|U.S. Classification||528/396, 524/495, 210/348, 526/352, 210/502.1, 210/500.1|
|International Classification||B01J20/28, C02F1/28, C08K3/04, B01D39/20, B01J20/20, C08L23/04, B01D53/04, C08F110/02, B01D46/24, C08F10/02, B01D39/14|
|Cooperative Classification||B01D2257/70, B01D2239/086, B01D46/0036, B01D2239/1241, B01D2239/1291, C08F10/02, B01D2253/102, B01J20/28011, B01D2239/0407, B01D46/2411, B01D53/02, B01D2253/25, B01D39/2062, B01J20/20, C02F1/283, B01D2265/04, B01J20/28026, B01J20/28004, B01D46/0001, B01D2239/04, B01J20/2803, C08F110/02, B01D2253/202, B01D2257/206, Y02P20/154, B01D2257/2064|

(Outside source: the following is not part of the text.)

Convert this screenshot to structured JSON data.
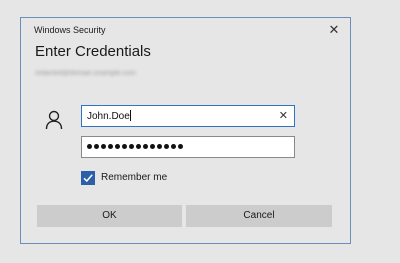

|European Classification||B01D53/02, B01D39/20F2B, B01J20/20, B01J20/28D12, B01J20/28B4, B01J20/28D20, B01J20/28B12, C02F1/28D, B01D46/00B, B01D46/00F60, B01D46/24F4|

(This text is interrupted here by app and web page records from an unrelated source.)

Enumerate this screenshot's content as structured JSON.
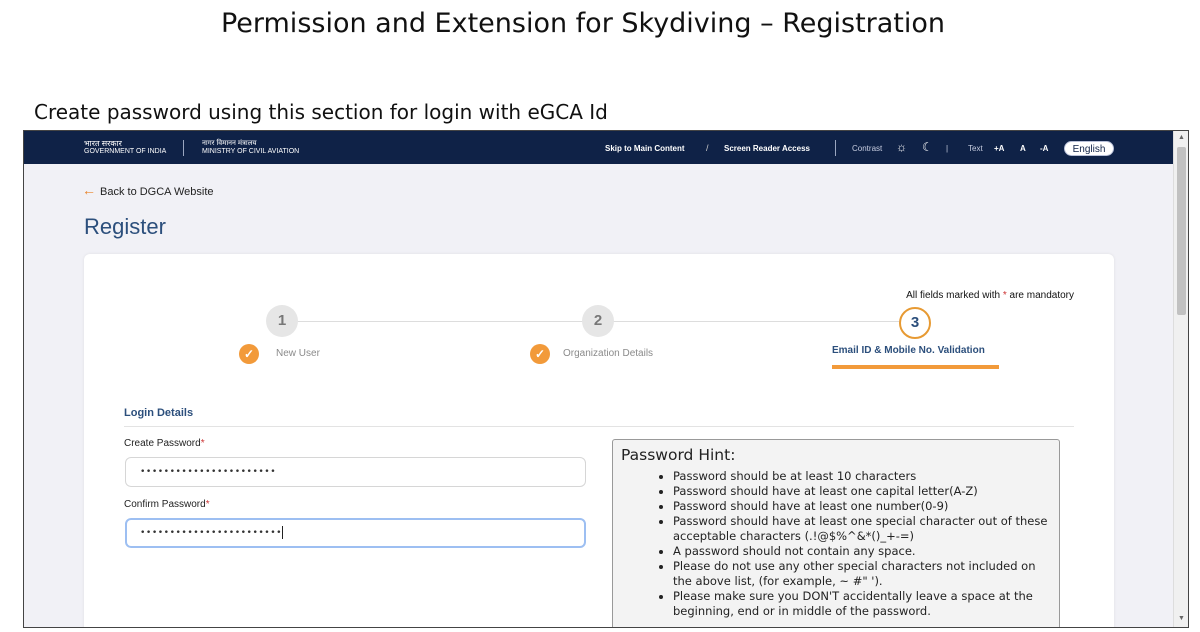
{
  "slide": {
    "title_part1": "Permission and Extension for Skydiving",
    "title_part2": " – Registration",
    "subtitle": "Create password using this section for login with eGCA Id"
  },
  "topbar": {
    "gov_hindi": "भारत सरकार",
    "gov_english": "GOVERNMENT OF INDIA",
    "ministry_hindi": "नागर विमानन मंत्रालय",
    "ministry_english": "MINISTRY OF CIVIL AVIATION",
    "skip_link": "Skip to Main Content",
    "slash": "/",
    "screen_reader": "Screen Reader Access",
    "contrast": "Contrast",
    "text_label": "Text",
    "text_large": "+A",
    "text_normal": "A",
    "text_small": "-A",
    "language": "English"
  },
  "page": {
    "back_link": "Back to DGCA Website",
    "heading": "Register"
  },
  "form": {
    "mandatory_note_pre": "All fields marked with ",
    "mandatory_star": "*",
    "mandatory_note_post": " are mandatory",
    "steps": [
      {
        "number": "1",
        "label": "New User",
        "done": true
      },
      {
        "number": "2",
        "label": "Organization Details",
        "done": true
      },
      {
        "number": "3",
        "label": "Email ID & Mobile No. Validation",
        "active": true
      }
    ],
    "check": "✓",
    "section_title": "Login Details",
    "create_password_label": "Create Password",
    "create_password_value": "•••••••••••••••••••••••",
    "confirm_password_label": "Confirm Password",
    "confirm_password_value": "••••••••••••••••••••••••",
    "required_star": "*"
  },
  "hint": {
    "title": "Password Hint:",
    "items": [
      "Password should be at least 10 characters",
      "Password should have at least one capital letter(A-Z)",
      "Password should have at least one number(0-9)",
      "Password should have at least one special character out of these acceptable characters (.!@$%^&*()_+-=)",
      "A password should not contain any space.",
      "Please do not use any other special characters not included on the above list, (for example, ~ #\" ').",
      "Please make sure you DON'T accidentally leave a space at the beginning, end or in middle of the password."
    ]
  },
  "colors": {
    "topbar": "#0f2247",
    "accent": "#f29a3a",
    "heading": "#2c4f7c"
  }
}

|Jun 21, 2001||AS||Assignment|
Owner name: TICONA GMBH, GERMANY
Free format text: ASSIGNMENT OF ASSIGNORS INTEREST;ASSIGNORS:HAFTKA, STANISLAW;EHLERS, JENS;WANG, LOUIS;AND OTHERS;REEL/FRAME:011917/0298;SIGNING DATES FROM 20010310 TO 20010613
|Jan 31, 2008||FPAY||Fee payment|
Year of fee payment: 4
|Sep 22, 2011||FPAY||Fee payment|
Year of fee payment: 8
|Jan 20, 2016||FPAY||Fee payment|
Year of fee payment: 12
|May 16, 2016||AS||Assignment|
Owner name: NUTRINOVA NUTRITION SPECIALTIES & FOOD INGREDIENTS
Free format text: ASSIGNMENT OF ASSIGNORS INTEREST;ASSIGNOR:TICONA GMBH;REEL/FRAME:038687/0784
Effective date: 20150730
Owner name: CELANESE SALES GERMANY GMBH, GERMANY
Free format text: CHANGE OF NAME;ASSIGNOR:NUTRINOVA NUTRITION SPECIALTIES & FOOD INGREDIENTS GMBH;REEL/FRAME:038689/0595
Effective date: 20150806